Underinvestment in infrastructure is not a crisis but a chronic problem in Canada, says a new study by the Canadian Centre for Policy Alternatives.
The Canadian government should heed the Norwegian example and reclaim control of the petroleum industry -- collaborating with provinces, territories and first nations in energy strategy.
Marc Lee, senior economist from the Canadian Centre for Policy Alternative, tells the utopian story of BC's energy policy 50 years in the future.
A year after the Occupy movement focused public attention on the income, wealth and opportunity gap between the top 1 per cent and the 99 per cent, conservatives say inequality isn't the problem.
Here in British Columbia there is complete silence on the issue from both the government and the media.
By 1:18pm on January 2, Canada’s top 100 CEOs will have already pocketed $45,448. It takes the average Canadian an entire year of full-time work to earn that.
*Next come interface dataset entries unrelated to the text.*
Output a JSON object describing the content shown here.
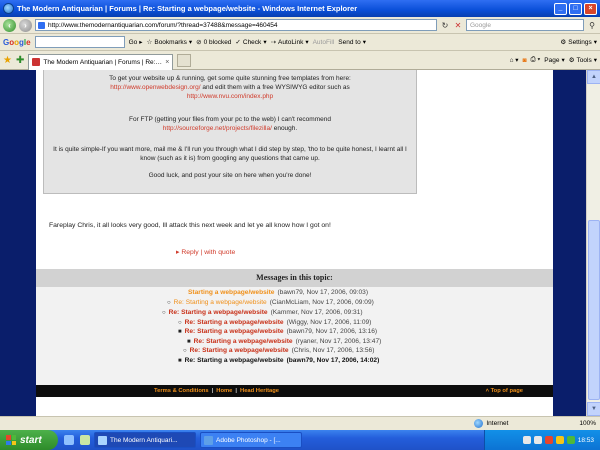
{
  "window": {
    "title": "The Modern Antiquarian | Forums | Re: Starting a webpage/website - Windows Internet Explorer"
  },
  "address": {
    "url": "http://www.themodernantiquarian.com/forum/?thread=37488&message=460454",
    "search_placeholder": "Google"
  },
  "google_toolbar": {
    "go_label": "Go",
    "bookmarks_label": "Bookmarks",
    "blocked_label": "0 blocked",
    "check_label": "Check",
    "autolink_label": "AutoLink",
    "autofill_label": "AutoFill",
    "sendto_label": "Send to",
    "settings_label": "Settings"
  },
  "tabs": {
    "active_label": "The Modern Antiquarian | Forums | Re: Starting a w...",
    "page_label": "Page",
    "tools_label": "Tools"
  },
  "quote": {
    "p1_a": "To get your website up & running, get some quite stunning free templates from here:",
    "p1_link1": "http://www.openwebdesign.org/",
    "p1_b": " and edit them with a free WYSIWYG editor such as",
    "p1_link2": "http://www.nvu.com/index.php",
    "p2_a": "For FTP (getting your files from your pc to the web) I can't recommend",
    "p2_link": "http://sourceforge.net/projects/filezilla/",
    "p2_b": " enough.",
    "p3": "It is quite simple-If you want more, mail me & I'll run you through what I did step by step, 'tho to be quite honest, I learnt all I know (such as it is) from googling any questions that came up.",
    "p4": "Good luck, and post your site on here when you're done!"
  },
  "reply": {
    "text": "Fareplay Chris, it all looks very good, Ill attack this next week and let ye all know how I got on!",
    "reply_link": "Reply",
    "quote_link": "with quote",
    "sep": "|",
    "arrow": "▸"
  },
  "topic": {
    "header": "Messages in this topic:",
    "items": [
      {
        "bullet": "",
        "title": "Starting a webpage/website",
        "meta": "(bawn79, Nov 17, 2006, 09:03)",
        "color": "#f0901a",
        "bold": true
      },
      {
        "bullet": "○",
        "title": "Re: Starting a webpage/website",
        "meta": "(CianMcLiam, Nov 17, 2006, 09:09)",
        "color": "#f0901a",
        "bold": false
      },
      {
        "bullet": "○",
        "title": "Re: Starting a webpage/website",
        "meta": "(Kammer, Nov 17, 2006, 09:31)",
        "color": "#c83018",
        "bold": true
      },
      {
        "bullet": "○",
        "title": "Re: Starting a webpage/website",
        "meta": "(Wiggy, Nov 17, 2006, 11:09)",
        "color": "#c83018",
        "bold": true
      },
      {
        "bullet": "■",
        "title": "Re: Starting a webpage/website",
        "meta": "(bawn79, Nov 17, 2006, 13:16)",
        "color": "#c83018",
        "bold": true
      },
      {
        "bullet": "■",
        "title": "Re: Starting a webpage/website",
        "meta": "(ryaner, Nov 17, 2006, 13:47)",
        "color": "#c83018",
        "bold": true
      },
      {
        "bullet": "○",
        "title": "Re: Starting a webpage/website",
        "meta": "(Chris, Nov 17, 2006, 13:56)",
        "color": "#c83018",
        "bold": true
      },
      {
        "bullet": "■",
        "title": "Re: Starting a webpage/website",
        "meta": "(bawn79, Nov 17, 2006, 14:02)",
        "color": "#111111",
        "bold": true
      }
    ]
  },
  "footer": {
    "terms": "Terms & Conditions",
    "home": "Home",
    "heritage": "Head Heritage",
    "sep": "|",
    "top": "˄ Top of page"
  },
  "status": {
    "zone": "Internet",
    "zoom": "100%"
  },
  "taskbar": {
    "start_label": "start",
    "task1": "The Modern Antiquari...",
    "task2": "Adobe Photoshop - [...",
    "clock": "18:53"
  },
  "icons": {
    "back": "back-arrow-icon",
    "forward": "forward-arrow-icon",
    "refresh": "refresh-icon",
    "stop": "stop-icon",
    "search": "search-icon",
    "favorites": "star-icon",
    "home": "home-icon",
    "print": "print-icon"
  }
}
Government control has proven the most effective way of moderating consumption while capturing revenue to mediate the damage caused.
The majority of British Columbians not only feel that the wealthiest should be taxed more, but they are also willing to pay more taxes themselves.
Something dramatic happened in Canada after 1980: the top 60 firms have effectively delinked from the rest of the corporate universe.
We need to get serious about understanding exactly how much water big consumers actually use — something, incredibly, that the province does not currently do.